Loss of nitrogen-fixers would ripple through ocean ecosystems
In another sign that greenhouse gas emissions are going to fundamentally affect ecosystems in ways that we are just beginning to understand, a team of researchers has shown that bacteria in the ocean are losing their ability to fix nitrogen.
The study, published in the journal Science, took a close look at a type of cyanobacteria called Trichodesmium, which through nitrogen fixation, Trichodesmium converts nitrogen gas into ammonia and other molecules that organisms need for survival.
“This is one of the major sources of nitrogen for other organisms in the open ocean,” said Sven Kranz, assistant professor of Earth, Ocean and Atmospheric Science at Florida State University and a co-author of this study. “If Trichodesmium responds negatively to the environmental changes forced upon the ocean by fossil fuel burning, it could have a large effect on our food web.”
Trichodesmium is thought to be responsible for about 50 percent of marine nitrogen fixation, so a decline in its ability could have a major ripple effect on marine ecosystems.
The effects of climate change on Trichodesmium have been studied extensively by scientists in labs across the globe but with widely different results. Some scientists found that increased carbon dioxide in ocean waters caused a decline in nitrogen fixation, while others saw huge increases. Because of the large role these bacteria play in the health of the Earth’s oceans, Kranz and his colleagues sought to resolve the discrepancies.

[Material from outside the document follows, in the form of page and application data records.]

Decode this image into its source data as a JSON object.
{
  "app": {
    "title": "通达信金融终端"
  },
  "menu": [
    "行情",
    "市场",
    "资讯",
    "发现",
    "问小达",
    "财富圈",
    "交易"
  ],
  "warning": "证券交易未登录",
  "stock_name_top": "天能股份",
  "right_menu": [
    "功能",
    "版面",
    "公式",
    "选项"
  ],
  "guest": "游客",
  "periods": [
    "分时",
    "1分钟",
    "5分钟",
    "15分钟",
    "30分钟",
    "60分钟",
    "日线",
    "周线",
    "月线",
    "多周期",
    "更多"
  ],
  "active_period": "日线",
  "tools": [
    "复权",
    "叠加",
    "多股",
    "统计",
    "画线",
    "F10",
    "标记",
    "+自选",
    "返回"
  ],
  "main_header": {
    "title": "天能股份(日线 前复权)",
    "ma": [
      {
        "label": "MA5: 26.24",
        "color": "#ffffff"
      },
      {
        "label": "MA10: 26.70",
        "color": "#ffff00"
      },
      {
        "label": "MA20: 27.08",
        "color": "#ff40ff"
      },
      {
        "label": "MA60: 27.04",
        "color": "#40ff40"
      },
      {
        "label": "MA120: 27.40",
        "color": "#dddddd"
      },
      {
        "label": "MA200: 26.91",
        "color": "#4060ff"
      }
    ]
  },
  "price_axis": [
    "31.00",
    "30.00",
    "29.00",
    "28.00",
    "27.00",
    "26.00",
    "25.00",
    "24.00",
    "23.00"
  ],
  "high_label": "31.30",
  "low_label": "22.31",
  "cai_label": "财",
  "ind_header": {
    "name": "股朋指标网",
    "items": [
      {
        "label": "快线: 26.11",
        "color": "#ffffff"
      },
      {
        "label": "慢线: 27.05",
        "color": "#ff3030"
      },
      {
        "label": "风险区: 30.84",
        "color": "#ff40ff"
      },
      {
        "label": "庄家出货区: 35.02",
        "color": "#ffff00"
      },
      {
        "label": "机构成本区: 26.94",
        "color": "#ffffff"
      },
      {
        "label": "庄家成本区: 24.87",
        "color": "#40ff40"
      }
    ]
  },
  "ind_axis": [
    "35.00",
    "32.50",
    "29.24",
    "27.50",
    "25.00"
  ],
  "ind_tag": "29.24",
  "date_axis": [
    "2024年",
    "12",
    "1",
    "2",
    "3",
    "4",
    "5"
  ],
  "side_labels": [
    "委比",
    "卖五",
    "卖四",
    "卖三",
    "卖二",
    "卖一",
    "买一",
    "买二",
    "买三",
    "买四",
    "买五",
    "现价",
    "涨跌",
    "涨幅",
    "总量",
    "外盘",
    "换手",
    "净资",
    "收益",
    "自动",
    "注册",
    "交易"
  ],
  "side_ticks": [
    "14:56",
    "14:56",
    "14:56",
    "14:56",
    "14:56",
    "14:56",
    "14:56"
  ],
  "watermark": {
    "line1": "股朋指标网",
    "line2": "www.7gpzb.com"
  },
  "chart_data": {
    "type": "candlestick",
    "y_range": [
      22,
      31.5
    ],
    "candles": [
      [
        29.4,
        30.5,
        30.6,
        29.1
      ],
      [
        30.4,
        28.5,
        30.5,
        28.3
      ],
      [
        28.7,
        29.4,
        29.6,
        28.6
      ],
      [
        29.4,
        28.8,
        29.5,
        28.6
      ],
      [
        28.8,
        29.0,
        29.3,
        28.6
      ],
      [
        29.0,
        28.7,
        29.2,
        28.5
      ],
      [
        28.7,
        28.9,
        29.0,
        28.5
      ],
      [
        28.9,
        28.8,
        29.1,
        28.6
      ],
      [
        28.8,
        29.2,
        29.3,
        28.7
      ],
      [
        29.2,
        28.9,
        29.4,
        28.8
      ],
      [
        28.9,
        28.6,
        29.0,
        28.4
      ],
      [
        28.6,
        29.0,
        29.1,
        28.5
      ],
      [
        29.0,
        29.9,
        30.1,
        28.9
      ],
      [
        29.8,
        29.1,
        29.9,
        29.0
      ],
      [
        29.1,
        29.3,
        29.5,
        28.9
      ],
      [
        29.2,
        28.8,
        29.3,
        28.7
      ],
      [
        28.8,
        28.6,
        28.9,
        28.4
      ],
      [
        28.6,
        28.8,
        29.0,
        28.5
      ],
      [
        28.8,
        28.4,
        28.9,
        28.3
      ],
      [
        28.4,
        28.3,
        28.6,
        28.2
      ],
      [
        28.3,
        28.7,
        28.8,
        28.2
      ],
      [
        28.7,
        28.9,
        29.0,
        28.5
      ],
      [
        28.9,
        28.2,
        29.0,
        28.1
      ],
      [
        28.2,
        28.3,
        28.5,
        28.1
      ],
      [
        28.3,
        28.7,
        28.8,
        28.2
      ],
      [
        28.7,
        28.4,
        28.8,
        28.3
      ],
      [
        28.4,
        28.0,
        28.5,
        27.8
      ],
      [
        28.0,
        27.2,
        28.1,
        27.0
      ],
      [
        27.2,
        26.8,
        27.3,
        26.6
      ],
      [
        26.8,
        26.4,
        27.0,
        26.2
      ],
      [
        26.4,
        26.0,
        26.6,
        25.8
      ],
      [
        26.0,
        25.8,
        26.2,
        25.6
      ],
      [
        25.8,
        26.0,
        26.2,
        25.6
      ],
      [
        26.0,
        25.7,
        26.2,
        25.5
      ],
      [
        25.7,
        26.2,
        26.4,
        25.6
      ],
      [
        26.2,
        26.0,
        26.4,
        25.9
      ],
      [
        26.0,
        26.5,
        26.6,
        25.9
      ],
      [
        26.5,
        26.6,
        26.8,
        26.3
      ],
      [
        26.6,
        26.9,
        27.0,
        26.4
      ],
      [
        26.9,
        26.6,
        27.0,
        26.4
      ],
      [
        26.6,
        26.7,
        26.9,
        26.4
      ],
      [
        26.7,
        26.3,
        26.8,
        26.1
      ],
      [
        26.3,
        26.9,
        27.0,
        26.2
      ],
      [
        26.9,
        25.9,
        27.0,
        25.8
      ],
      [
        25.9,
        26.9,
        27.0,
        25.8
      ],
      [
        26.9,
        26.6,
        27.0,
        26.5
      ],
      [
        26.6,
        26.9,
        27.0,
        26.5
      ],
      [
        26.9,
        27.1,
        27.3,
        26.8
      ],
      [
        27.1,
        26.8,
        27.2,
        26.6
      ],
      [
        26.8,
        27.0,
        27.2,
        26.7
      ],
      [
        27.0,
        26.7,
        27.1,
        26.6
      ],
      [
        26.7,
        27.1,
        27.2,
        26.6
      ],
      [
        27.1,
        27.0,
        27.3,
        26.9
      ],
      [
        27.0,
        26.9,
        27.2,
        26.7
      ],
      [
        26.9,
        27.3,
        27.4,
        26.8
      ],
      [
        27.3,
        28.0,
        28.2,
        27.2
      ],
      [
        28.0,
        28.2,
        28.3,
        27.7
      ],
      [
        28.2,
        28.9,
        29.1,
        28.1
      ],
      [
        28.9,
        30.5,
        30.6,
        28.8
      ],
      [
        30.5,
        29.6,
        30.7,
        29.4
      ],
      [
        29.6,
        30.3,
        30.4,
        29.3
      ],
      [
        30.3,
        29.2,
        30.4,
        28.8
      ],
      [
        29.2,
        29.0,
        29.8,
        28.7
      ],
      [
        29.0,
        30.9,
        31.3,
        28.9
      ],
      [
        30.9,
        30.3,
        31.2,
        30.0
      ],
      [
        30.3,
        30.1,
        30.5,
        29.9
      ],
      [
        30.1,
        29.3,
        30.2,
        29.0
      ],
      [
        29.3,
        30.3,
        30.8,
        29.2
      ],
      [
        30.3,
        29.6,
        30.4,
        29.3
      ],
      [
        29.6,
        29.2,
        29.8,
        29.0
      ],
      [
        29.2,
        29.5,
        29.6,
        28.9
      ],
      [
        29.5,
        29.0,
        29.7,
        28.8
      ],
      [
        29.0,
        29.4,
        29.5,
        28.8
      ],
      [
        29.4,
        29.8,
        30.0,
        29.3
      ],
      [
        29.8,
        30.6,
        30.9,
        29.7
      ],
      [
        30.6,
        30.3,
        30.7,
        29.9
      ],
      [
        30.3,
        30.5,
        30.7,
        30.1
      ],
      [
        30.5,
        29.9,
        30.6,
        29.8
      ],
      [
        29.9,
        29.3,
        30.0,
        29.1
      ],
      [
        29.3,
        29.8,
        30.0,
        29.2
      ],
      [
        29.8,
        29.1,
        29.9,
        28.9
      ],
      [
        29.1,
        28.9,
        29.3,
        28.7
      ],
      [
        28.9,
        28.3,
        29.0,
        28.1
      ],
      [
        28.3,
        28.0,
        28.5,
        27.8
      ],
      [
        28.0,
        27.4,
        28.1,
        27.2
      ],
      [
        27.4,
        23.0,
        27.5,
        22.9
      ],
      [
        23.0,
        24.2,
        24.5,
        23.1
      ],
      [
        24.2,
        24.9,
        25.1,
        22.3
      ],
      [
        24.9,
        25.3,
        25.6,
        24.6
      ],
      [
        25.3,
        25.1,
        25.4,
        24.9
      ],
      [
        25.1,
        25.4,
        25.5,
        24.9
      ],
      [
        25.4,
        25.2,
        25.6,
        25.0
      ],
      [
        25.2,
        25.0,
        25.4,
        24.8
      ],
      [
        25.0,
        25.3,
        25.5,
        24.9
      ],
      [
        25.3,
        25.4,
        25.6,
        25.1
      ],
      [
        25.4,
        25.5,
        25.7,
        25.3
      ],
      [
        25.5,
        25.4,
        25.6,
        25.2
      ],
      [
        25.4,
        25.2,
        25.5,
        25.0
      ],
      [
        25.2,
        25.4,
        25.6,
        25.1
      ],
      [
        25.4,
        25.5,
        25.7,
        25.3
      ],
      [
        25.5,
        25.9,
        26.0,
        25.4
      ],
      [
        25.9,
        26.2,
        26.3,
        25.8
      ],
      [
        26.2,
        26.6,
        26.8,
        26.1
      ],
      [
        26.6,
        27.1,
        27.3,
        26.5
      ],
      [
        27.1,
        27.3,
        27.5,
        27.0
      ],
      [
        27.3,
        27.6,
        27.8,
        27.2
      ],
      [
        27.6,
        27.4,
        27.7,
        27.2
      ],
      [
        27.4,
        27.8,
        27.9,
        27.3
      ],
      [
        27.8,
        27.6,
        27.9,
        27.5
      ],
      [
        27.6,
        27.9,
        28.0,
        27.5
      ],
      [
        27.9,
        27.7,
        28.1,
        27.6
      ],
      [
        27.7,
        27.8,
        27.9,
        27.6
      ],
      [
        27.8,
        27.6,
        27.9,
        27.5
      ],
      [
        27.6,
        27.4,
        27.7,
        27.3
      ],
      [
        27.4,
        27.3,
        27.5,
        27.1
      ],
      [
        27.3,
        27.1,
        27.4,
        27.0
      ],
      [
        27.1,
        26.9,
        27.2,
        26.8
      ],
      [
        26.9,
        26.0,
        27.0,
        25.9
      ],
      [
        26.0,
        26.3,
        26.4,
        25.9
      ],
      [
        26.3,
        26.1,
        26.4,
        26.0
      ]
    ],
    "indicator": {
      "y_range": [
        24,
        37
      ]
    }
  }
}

Some of these discrepancies, they found, are based on the preparation of the water in which these organisms typically grow under laboratory conditions. For example, the researchers found contamination by elements such as ammonia or toxic elements like enhanced copper concentration.
“Any slight differences in the specific ingredients of the water — in this case artificial seawater that scientists prepare — can have a huge effect on the outcome,” Kranz said.
The authors also found that increased carbon dioxide could sometimes stimulate nitrogen fixation but this was offset by the negative effects of the increased ocean acidity.
For this study, Kranz focused on the preliminary data collections and how the cyanobacteria reacted to changing concentrations of iron and carbon dioxide. Shi’s group in China conducted further studies including protein analysis and replicated this work in the field, conducting experiments in the South China Sea in May 2016.